In this talk, I will present our work on overcoming two long-standing problems in machine learning and algorithms: the curse of dimensionality in nearest neighbour search and mode collapse in generative adversarial nets (GANs).

Mammoth Trackers, Bison Hunters, Rock Artists, and Fur Traders: Highlights of Alberta Archaeology

Lecture | May 15 | 12-1 p.m. | 101 2251 College (Archaeological Research Facility)

 Shawn Bubel, Associate Professor, Department of Geography (Archaeology), University of Lethbridge

 Archaeological Research Facility

The archaeology of the Canadian province of Alberta provides important information about the various periods of human habitation in North America. The earliest evidence for cultural activity in Alberta dates to around 13,000 years ago. These people hunted megafauna in an environment that was very different from today’s. Join Shawn Bubel as she describes her work at sites throughout Alberta.

Direct Compositionality and variable free semantics: The case of 'MaxElide' (Pauline Jacobson)

Lecture | May 15 | 3-4:30 p.m. | 1303 Dwinelle Hall

 Pauline Jacobson, Brown University

 Department of Linguistics

Thursday, May 16, 2019

Bancroft Library Roundtable: "Loans for the Little Fellow": Credit, Crisis, and Recovery in the Great Depression

Lecture | May 16 | 12-1 p.m. | Faculty Club, Lewis-Latimer Room

 Sarah Quincy, PhD candidate in Economics at UC Davis

 Bancroft Library

Both lauded as “the great bank of the West” and reviled as a “huge financial octopus,” the Bank of America introduced several modern banking practices during the Great Depression, which played an integral role in California’s development. Sarah Quincy will discuss her research on the impacts of this unusual bank on the state’s economy during the 1920s and 1930s.

 The Lewis-Latimer Room has a maximum capacity of 28 people.

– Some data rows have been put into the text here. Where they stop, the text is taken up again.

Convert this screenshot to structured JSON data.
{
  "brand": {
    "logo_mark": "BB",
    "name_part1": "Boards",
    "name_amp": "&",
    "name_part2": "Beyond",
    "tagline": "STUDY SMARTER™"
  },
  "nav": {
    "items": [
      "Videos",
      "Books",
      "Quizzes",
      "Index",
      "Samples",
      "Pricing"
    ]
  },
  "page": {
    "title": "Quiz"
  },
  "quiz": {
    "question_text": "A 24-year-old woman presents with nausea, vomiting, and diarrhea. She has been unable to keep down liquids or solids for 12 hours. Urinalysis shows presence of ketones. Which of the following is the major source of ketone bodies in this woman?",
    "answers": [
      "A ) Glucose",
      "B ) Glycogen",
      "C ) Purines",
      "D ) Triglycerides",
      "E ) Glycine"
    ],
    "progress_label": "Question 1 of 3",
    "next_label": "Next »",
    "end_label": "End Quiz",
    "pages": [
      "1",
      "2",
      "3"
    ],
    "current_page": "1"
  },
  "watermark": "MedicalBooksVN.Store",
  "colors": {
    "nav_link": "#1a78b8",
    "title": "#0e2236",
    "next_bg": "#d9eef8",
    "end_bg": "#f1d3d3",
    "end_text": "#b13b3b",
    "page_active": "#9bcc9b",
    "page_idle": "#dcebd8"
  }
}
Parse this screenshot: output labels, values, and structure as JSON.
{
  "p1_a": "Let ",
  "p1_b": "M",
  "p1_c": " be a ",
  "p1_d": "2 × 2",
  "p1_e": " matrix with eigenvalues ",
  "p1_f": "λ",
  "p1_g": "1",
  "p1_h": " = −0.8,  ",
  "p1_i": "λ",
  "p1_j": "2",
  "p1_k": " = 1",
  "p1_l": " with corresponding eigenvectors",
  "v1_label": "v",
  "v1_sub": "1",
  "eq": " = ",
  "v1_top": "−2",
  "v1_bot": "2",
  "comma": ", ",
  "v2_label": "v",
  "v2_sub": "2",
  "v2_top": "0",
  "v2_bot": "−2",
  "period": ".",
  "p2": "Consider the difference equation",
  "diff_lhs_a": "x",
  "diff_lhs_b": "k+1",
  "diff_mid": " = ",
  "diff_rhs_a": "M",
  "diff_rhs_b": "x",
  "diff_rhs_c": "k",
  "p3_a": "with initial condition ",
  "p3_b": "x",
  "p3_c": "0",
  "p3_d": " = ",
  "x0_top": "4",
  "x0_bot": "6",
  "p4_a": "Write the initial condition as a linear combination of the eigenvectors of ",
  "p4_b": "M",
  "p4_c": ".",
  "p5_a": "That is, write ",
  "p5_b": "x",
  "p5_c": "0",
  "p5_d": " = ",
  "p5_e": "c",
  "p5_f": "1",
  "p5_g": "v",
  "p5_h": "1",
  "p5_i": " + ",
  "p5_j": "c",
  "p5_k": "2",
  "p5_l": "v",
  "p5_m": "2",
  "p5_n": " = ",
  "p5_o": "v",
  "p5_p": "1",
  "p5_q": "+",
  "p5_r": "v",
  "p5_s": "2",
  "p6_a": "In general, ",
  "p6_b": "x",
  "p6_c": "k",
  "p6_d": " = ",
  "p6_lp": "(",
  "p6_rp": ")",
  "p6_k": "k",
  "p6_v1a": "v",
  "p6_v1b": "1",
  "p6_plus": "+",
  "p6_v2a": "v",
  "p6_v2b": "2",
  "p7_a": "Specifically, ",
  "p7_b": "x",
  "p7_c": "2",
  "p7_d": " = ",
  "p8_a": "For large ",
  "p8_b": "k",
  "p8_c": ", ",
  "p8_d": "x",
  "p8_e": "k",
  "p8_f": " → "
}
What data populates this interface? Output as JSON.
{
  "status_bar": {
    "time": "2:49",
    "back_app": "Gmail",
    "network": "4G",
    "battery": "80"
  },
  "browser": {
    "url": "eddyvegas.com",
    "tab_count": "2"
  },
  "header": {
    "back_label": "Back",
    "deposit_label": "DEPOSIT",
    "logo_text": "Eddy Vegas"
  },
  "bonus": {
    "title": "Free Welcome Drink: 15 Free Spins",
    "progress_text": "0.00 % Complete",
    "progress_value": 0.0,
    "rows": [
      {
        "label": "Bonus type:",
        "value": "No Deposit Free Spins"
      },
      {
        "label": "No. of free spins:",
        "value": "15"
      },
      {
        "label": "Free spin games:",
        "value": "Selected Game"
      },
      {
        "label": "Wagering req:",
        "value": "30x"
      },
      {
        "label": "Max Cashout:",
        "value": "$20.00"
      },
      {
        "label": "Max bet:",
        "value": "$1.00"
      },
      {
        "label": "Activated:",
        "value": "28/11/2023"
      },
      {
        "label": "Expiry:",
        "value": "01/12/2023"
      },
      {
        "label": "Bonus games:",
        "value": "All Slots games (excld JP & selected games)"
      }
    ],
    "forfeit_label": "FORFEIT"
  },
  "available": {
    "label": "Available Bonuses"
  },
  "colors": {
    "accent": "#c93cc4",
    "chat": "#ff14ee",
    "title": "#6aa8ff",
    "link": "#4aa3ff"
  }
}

The doors will be shut and no more attendees may enter once the room is at capacity.

The Cultural Importance and Pharmacology of Datura

Lecture | May 16 | 6-7:30 p.m. |  Hearst Museum of Anthropology

 Tom Carlson, Teaching Professor in the Department of Integrative Biology and Curator of Ethnobotany, UC Berkeley

 Phoebe A. Hearst Museum of Anthropology

Different species in the plant family, Solanaceae including the genera Datura, Brugmansia, Nicotiana, Atropa, Hyoscyamus, and Mandragora are used as inebriants and as medicinal plants.

  RSVP online

Saturday, May 18, 2019

Science Lecture - Climate change in US national parks

Lecture | May 18 | 11 a.m.-12:30 p.m. | 100 Genetics & Plant Biology Building

 Patrick Gonzalez, Department of Environmental Science, Policy and Management

 Science@Cal

From wildfires burning in Yosemite National Park, California, to glaciers melting in Glacier Bay National Park, Alaska, published scientific research has detected changes in United States national parks and attributed them to human-caused climate change. Since 1895, climate change has exposed the national parks to twice the heating of the country as a whole and to more severe aridity. Without...   More >

Half Dome, Yosemite. Image P. Gonzalez